The more common types of graphs are scattered plots, line graphs, and bar graphs (or histograms). Scatter plots are numbers represented by dots distributed about a rectangular area. A line graph connects points to one another. Trends and items that are connected — that affect one another — are best shown with line graphs. In the section on line graphs, you see how to get around the need for uniform labeling. You also see how graphs can be abused.
Organizing Scattered Information with a Scatter Plot
A scatter plot may look just like what its name implies: a bunch of dots scattered all over the place. A scatter plot is used to see whether the data that it represents has any visible trend or pattern. If the dots are scattered all over the chart with no rhyme or reason, you can safely conclude that there’s no correlation between the values that are being plotted. However, if you see the plotted dots lying more in a clump or in an upward-leaning gathering, you may determine that some connection or trend is taking place between the values.
Lining Up Data with Line Graphs

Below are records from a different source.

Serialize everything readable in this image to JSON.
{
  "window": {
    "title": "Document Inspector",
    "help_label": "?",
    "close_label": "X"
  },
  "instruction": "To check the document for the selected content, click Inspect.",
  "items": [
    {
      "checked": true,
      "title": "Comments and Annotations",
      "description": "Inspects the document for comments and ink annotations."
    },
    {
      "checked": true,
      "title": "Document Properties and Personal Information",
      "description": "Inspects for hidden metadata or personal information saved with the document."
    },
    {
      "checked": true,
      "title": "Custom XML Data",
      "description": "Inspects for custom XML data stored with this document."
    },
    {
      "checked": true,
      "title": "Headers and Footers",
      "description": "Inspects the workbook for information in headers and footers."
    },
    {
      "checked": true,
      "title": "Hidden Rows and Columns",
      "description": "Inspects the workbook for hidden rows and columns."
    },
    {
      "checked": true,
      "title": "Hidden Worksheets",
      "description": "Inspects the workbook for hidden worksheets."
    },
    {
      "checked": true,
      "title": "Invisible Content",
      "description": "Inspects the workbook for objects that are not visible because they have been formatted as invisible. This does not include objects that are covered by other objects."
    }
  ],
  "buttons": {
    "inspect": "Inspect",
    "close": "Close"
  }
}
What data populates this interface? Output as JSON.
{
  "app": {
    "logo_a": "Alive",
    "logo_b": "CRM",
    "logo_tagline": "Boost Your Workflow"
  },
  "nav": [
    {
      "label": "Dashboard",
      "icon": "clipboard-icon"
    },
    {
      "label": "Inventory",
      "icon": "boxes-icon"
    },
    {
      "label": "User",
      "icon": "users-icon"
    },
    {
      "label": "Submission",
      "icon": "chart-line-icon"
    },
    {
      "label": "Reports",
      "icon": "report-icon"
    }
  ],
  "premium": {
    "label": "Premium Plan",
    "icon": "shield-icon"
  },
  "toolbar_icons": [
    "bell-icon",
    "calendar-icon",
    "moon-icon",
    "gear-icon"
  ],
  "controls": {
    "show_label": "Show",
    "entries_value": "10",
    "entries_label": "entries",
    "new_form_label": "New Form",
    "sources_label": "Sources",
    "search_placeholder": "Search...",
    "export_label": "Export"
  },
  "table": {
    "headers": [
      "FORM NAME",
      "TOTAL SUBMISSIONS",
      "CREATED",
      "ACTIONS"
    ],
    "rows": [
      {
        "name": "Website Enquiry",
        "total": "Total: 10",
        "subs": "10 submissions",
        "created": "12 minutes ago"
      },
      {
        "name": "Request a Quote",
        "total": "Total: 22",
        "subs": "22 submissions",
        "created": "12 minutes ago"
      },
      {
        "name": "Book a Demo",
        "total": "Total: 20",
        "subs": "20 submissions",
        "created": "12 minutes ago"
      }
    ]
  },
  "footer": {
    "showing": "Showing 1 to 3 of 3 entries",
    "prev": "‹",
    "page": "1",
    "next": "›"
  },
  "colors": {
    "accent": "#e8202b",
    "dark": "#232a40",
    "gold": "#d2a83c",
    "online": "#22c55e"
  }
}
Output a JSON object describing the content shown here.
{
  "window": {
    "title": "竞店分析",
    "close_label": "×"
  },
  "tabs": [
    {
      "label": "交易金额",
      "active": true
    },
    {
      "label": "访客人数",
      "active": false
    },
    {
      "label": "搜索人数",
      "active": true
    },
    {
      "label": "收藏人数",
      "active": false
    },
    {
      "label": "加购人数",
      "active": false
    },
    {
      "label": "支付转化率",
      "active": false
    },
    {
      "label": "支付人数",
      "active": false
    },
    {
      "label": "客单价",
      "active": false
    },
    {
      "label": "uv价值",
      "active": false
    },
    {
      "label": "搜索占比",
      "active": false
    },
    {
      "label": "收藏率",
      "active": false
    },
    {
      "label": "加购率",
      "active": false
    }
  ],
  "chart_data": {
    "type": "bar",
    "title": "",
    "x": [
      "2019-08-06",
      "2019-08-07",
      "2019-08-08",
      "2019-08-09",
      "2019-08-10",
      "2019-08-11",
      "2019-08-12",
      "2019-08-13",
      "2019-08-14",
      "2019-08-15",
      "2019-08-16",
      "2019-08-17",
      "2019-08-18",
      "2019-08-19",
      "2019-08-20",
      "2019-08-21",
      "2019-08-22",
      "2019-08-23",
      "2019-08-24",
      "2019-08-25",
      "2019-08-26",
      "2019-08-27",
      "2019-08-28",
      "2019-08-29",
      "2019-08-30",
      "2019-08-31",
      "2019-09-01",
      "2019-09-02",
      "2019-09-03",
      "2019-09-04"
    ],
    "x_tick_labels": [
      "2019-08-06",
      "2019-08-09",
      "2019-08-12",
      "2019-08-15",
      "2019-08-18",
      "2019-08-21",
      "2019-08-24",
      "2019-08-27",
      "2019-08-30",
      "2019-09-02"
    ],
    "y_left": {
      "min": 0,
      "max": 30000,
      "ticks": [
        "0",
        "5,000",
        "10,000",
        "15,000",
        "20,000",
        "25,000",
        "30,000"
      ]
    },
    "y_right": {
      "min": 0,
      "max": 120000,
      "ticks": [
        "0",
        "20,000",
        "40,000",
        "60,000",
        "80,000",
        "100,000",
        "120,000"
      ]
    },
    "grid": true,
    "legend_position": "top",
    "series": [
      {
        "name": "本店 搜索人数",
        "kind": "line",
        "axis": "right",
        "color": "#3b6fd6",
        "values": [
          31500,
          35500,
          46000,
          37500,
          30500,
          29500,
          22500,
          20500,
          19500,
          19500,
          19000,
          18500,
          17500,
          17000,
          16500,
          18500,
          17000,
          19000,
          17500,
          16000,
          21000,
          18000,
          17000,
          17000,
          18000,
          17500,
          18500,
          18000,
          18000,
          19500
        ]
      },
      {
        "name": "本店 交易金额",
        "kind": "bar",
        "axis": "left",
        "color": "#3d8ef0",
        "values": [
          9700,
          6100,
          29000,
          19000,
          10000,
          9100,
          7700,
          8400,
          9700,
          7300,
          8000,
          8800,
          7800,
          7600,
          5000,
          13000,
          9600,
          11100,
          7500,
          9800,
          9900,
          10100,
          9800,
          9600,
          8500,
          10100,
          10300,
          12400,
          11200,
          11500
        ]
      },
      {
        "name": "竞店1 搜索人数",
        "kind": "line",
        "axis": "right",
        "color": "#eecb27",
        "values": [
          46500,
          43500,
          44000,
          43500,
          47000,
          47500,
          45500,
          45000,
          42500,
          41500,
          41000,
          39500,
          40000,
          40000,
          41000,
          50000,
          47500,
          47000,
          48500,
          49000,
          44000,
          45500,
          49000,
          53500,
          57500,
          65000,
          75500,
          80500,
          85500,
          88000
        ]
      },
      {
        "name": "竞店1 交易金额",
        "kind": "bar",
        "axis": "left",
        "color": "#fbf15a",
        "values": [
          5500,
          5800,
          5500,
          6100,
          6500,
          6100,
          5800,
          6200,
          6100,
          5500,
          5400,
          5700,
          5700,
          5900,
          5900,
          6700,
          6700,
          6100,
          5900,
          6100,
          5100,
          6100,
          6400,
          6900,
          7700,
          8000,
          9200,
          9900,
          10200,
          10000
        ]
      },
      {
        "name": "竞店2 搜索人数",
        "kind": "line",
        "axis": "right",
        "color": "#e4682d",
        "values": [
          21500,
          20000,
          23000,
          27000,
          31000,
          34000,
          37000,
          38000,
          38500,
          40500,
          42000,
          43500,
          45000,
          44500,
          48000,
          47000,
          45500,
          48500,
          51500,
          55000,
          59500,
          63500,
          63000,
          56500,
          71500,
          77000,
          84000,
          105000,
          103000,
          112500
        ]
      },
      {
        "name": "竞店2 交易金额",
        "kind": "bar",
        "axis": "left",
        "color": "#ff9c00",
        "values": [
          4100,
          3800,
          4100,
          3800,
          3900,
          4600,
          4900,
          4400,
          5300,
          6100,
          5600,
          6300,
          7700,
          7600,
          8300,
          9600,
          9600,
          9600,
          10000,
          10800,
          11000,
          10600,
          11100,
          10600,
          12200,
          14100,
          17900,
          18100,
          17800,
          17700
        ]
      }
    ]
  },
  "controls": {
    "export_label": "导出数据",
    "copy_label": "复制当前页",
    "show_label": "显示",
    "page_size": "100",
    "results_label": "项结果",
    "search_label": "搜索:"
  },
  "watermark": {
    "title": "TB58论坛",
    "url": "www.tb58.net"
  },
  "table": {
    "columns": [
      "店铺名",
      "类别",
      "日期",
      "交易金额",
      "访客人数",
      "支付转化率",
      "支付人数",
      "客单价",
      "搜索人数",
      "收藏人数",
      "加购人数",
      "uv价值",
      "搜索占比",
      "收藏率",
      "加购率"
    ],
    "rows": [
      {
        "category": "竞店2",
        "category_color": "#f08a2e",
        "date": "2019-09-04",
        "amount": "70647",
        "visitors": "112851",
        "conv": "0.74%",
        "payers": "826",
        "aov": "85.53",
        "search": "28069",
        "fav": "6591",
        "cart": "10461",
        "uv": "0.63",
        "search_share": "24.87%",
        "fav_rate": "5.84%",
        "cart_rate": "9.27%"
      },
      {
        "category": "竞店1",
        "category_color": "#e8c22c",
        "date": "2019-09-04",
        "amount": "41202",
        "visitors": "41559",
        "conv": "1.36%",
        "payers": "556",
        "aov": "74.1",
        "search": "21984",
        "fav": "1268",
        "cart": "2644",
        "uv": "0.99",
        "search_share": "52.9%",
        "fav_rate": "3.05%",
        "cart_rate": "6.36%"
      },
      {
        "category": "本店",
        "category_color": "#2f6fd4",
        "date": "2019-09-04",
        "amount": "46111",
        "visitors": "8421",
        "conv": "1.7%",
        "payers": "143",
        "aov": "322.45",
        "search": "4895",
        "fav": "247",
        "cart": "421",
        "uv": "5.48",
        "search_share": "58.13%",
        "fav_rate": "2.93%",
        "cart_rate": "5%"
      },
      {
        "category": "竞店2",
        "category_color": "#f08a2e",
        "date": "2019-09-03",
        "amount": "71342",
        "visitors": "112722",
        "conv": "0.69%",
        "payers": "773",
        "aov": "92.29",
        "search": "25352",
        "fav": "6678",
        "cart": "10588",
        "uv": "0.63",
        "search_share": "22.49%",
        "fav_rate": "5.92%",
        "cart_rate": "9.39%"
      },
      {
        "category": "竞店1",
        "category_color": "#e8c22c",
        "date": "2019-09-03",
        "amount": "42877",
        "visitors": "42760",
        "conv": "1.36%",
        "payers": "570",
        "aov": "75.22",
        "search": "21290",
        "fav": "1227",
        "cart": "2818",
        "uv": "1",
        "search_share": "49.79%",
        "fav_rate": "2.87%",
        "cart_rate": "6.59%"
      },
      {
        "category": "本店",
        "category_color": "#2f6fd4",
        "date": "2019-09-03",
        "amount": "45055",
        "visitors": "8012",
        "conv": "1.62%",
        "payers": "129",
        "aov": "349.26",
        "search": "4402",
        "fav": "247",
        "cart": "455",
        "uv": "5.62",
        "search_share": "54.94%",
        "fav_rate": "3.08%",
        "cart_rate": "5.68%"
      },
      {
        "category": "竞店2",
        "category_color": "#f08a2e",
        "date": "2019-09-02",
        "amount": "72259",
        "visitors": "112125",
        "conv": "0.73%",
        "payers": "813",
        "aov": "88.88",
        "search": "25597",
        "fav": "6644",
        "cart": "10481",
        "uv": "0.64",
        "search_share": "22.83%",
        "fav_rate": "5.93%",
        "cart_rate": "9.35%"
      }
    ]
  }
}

A line graph actually consists of a bunch of connected segments. A line graph connects data that occurs sequentially over a period of time. You use a line graph to show how values are connected when one point affects the next one. For example, a line graph often is used to show how temperatures change during a day because the temperature one hour affects the temperature the next hour. Another use for a line graph is to show the depreciation of a piece of machinery or other property. The value of an item one year has a bearing on the item’s value the next year. The following sections explain everything you need to know about line graphs
Creating a line graph
The axes used when creating a line graph have numbers or values representing different aspects of the data. The two axes usually have different numbering systems, because the values being compared most likely don’t even have the same units. But the numbering on each axis should be uniform — spaced equally and numbered consecutively.
Indicating gaps in graph values
You want your graphs and charts to do a lot of explaining without words. So you need to label the axes carefully, use a uniform scale on the axes, and plot the values carefully.
Some data sets don’t cooperate very well when it comes to setting up axes that are constructed correctly and, at the same time, give good information. Sometimes, for instance, problems arise when you want the intersection of the axes to be 0 and the numbers to increase as you move to the right and upward. But you don’t want your graph to be, say, 6 inches across and 90 inches high just to accommodate the numbering protocol. Instead, in this case, you should indicate a gap in the numbering with a zigzag on the axis.
A pie chart is a circle divided into wedges where each wedge or piece of the pie is a proportionate amount of the total — based on the actual numerical figures. Pie charts are especially useful for showing budget items — where certain amounts of money are going. To create a pie chart, you divide the circle proportionately and draw in the radii (the edges of the pieces). The following sections explain pie charts in more detail.